Now, a great many NASCAR tracks have undergone several changes and transitions over the years, but perhaps none has had any more dramatic than Bristol Motor Speedway.
It started out in 1961 as Bristol International Speedway then became known as Bristol International Raceway before it acquired its present name after Bruton Smith purchased the facility on Jan. 22, 1996.
It’s gone from a half-mile flat track to a 0.33-mile facility with 36-degree banking in 1969, which has been altered to range from 24 to 28 degrees. Its surface has been both asphalt and concrete. It once could accommodate only about 30,000 fans (and seldom sold out) which was eventually increased to 160,000 and accompanied by suites and other amenities.
For many years the track’s races, especially its annual late summer night event, were sold out weeks, if not months, in advance.
In this time of pandemic, the speedway can provide only limited seating to be in compliance with safety rules. For this weekend’s event, those seats are sold out.
Indeed, the night race at the track known as “The Last Great Colosseum” has routinely been one of the most anticipated events in each NASCAR Cup Series season.
For many years Bristol’s races were fan favorites because of the method drivers had to use to be competitive. Because of the high banking, they raced at speeds unmatched by other short tracks. And given the scarcity of racing room offered at all half-milers, passing was at a premium.
Many times, drivers had to employ the “bump and run” – or any other form of contact – to get around each other. Too much of that stuff, particularly if not correctly done, led to mayhem. And Bristol saw more than its share of that.
It had its critics, some of whom were drivers.
“It ain’t racing,” they said. “It’s a fast 10 laps and then a caution flag, over and over.”
But fans loved it.

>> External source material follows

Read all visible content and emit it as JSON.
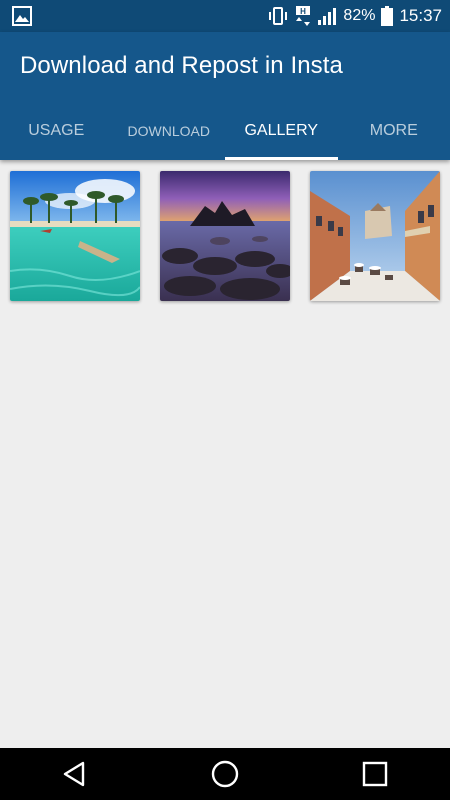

Many of them were disappointed when the banking fell by as much as 12 degrees. Speed dropped a bit, but the key was drivers found more room to pass without using bumping tactics.
Almost all of them approved. Many fans did not, and I daresay there are those today who wish for the “good old days.”
Now, I freely admit I come from those days. I agree that in some ways, they were better. They were simpler. Fans were immersed in the sport – they were willing to buy tickets to sit on wooden planks – and they knew it well. The media was smaller, but its relationship with competitors was far more personal, which allowed for good reporting and human interest pieces.
Yes, today, technology is better, exposure is more widespread, money is plentiful, safety is vastly improved, speedways are showpieces and there are more fans – but not as many completely immersed in NASCAR as in the past.
Some fans who know of the bygone years have said the competition – the racing – was better in the “good old days.”
It wasn’t. Not even close.
Oh, there were plenty of exceptional, competitive races with exciting finishes. Too many to count. But at the same time there were countless events that were downright boring. It’s the same as today.
Bristol serves as a good example of this. For every time Dale Earnhardt, Bill Elliott, Rusty Wallace, Terry Labonte and others made fans get on their feet, there was another race that nearly made them fall asleep.
There was one race I’ve used as an example more than once.
It happened on April 17, 1977. The Southeastern 500 was the eighth race of the season. Cale Yarborough was in his second season as Junior Johnson’s driver and would win his second Winston Cup championship that year.
Yarborough and Johnson were always tough on short tracks, and no one thought it would be any different at Bristol. To say it wasn’t is an understatement.
Yarborough won by an astonishing seven laps. He led 495 of the 500 circuits. There were only two caution periods for nine laps, so he barely slowed down.
“The only way I was going to catch him was to have someone in the pits shoot out his tires,” Dick Brooks, the second-place finisher, said.
The crowd was announced at 30,000, but half of that was gone well before the race was over. Thirty minutes after the event, the grandstands and parking lots were empty. The media were packing up.
In my opinion, it stands as the primary representative of how bad a NASCAR race could get. If it had happened today and not the “good old days,” social media would melt from the heat generated by disgusted fans.
But then, I seriously doubt we’ll see anything like that this weekend at Bristol.